40. In Sweden, it is traditional to watch Donald Duck cartoons on Christmas Eve.
41. Christmas pudding started out as a soup made with raisins and wine.
42. The pressure of Christmas Day sees the average adult consuming their first alcoholic drink at 11:25am. That late?
43. The famous Christmas song Jingle Bells, written by James Lord Pierpont in 1850, was originally written for the American Thanksgiving holiday, and was titled “One Horse Open Sleigh”.
44. Referring to Christmas as ‘Xmas’ may seem to be modern slang, but we have been doing so since about 1500. Chi (or X) is the first letter in the Greek word for Christ. Xmas and Christmas essentially mean the same thing: Christ + mas.
45. Every year, since 1947, the people of Norway have gifted the people of London a Christmas tree which stands in Trafalgar Square. This is in gratitude for Britain’s support for Norway during the Second World War.
46. ‘Christmas Tree Syndrome’ is an allergy as a result of mould that builds up on the branches and trunk of real trees.
47. Most modern versions of “A Christmas Carol” show the miser celebrating with his poverty stricken employee Bob Cratchit at the end of the book.

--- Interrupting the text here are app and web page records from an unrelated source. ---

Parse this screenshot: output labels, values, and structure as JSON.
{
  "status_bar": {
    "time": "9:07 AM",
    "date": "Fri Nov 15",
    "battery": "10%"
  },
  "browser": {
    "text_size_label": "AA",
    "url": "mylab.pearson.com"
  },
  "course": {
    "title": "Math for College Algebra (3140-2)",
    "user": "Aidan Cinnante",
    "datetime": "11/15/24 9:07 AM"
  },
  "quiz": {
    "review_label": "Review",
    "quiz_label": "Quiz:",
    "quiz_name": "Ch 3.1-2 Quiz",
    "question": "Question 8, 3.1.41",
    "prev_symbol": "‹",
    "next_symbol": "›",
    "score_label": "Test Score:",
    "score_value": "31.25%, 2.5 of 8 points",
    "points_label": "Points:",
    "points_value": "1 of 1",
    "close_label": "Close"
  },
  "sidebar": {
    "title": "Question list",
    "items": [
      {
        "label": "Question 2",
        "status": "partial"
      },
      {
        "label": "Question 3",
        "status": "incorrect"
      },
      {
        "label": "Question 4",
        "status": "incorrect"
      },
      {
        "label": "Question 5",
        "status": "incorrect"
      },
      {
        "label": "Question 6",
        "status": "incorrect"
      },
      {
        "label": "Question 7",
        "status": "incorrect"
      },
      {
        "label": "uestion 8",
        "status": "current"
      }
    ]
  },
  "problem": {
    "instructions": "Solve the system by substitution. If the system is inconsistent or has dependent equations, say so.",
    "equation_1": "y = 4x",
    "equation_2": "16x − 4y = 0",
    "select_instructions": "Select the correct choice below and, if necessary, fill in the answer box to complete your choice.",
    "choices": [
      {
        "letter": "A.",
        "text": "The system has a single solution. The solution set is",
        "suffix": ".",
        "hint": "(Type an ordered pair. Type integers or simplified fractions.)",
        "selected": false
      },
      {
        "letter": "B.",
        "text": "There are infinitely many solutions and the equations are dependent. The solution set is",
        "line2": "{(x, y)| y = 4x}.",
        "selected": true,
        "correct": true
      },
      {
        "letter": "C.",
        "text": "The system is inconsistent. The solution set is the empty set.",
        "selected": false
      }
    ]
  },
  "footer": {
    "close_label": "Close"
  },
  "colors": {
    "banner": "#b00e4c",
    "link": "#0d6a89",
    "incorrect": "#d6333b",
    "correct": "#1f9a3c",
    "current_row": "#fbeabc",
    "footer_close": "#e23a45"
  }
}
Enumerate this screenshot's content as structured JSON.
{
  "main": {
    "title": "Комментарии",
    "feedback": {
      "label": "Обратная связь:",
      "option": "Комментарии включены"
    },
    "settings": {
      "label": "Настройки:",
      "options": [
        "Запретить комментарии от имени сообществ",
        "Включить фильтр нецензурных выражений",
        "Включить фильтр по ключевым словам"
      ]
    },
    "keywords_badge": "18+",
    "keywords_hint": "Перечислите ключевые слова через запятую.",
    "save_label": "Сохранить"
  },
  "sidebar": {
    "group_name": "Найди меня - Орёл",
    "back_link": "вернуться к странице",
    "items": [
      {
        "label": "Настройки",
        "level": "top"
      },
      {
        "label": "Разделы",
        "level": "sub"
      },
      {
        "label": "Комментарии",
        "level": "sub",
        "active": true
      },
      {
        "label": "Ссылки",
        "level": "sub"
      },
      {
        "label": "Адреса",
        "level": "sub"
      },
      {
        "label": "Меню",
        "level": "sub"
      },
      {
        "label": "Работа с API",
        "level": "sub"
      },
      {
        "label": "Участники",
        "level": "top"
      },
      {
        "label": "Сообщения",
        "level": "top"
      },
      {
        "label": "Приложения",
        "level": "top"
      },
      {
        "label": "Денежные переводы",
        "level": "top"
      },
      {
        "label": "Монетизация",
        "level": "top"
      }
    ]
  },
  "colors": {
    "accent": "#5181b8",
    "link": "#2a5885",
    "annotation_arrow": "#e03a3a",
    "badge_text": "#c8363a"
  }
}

In the original book however, Scrooge celebrates instead with his nephew.
48. In Poland, spiders and spiders webs decorate trees symbolising the legend that a spider wove the blanket that swaddled the baby Jesus in his crib.
49. In the UK, we are the only country to wear paper hats which come out of crackers whilst eating our Christmas lunch.
50. The British people will spend £750 million on Christmas gifts for their pets this festive season.
I hope you liked my list… and I hope you have a loving, peaceful and thankful Christmas ❤️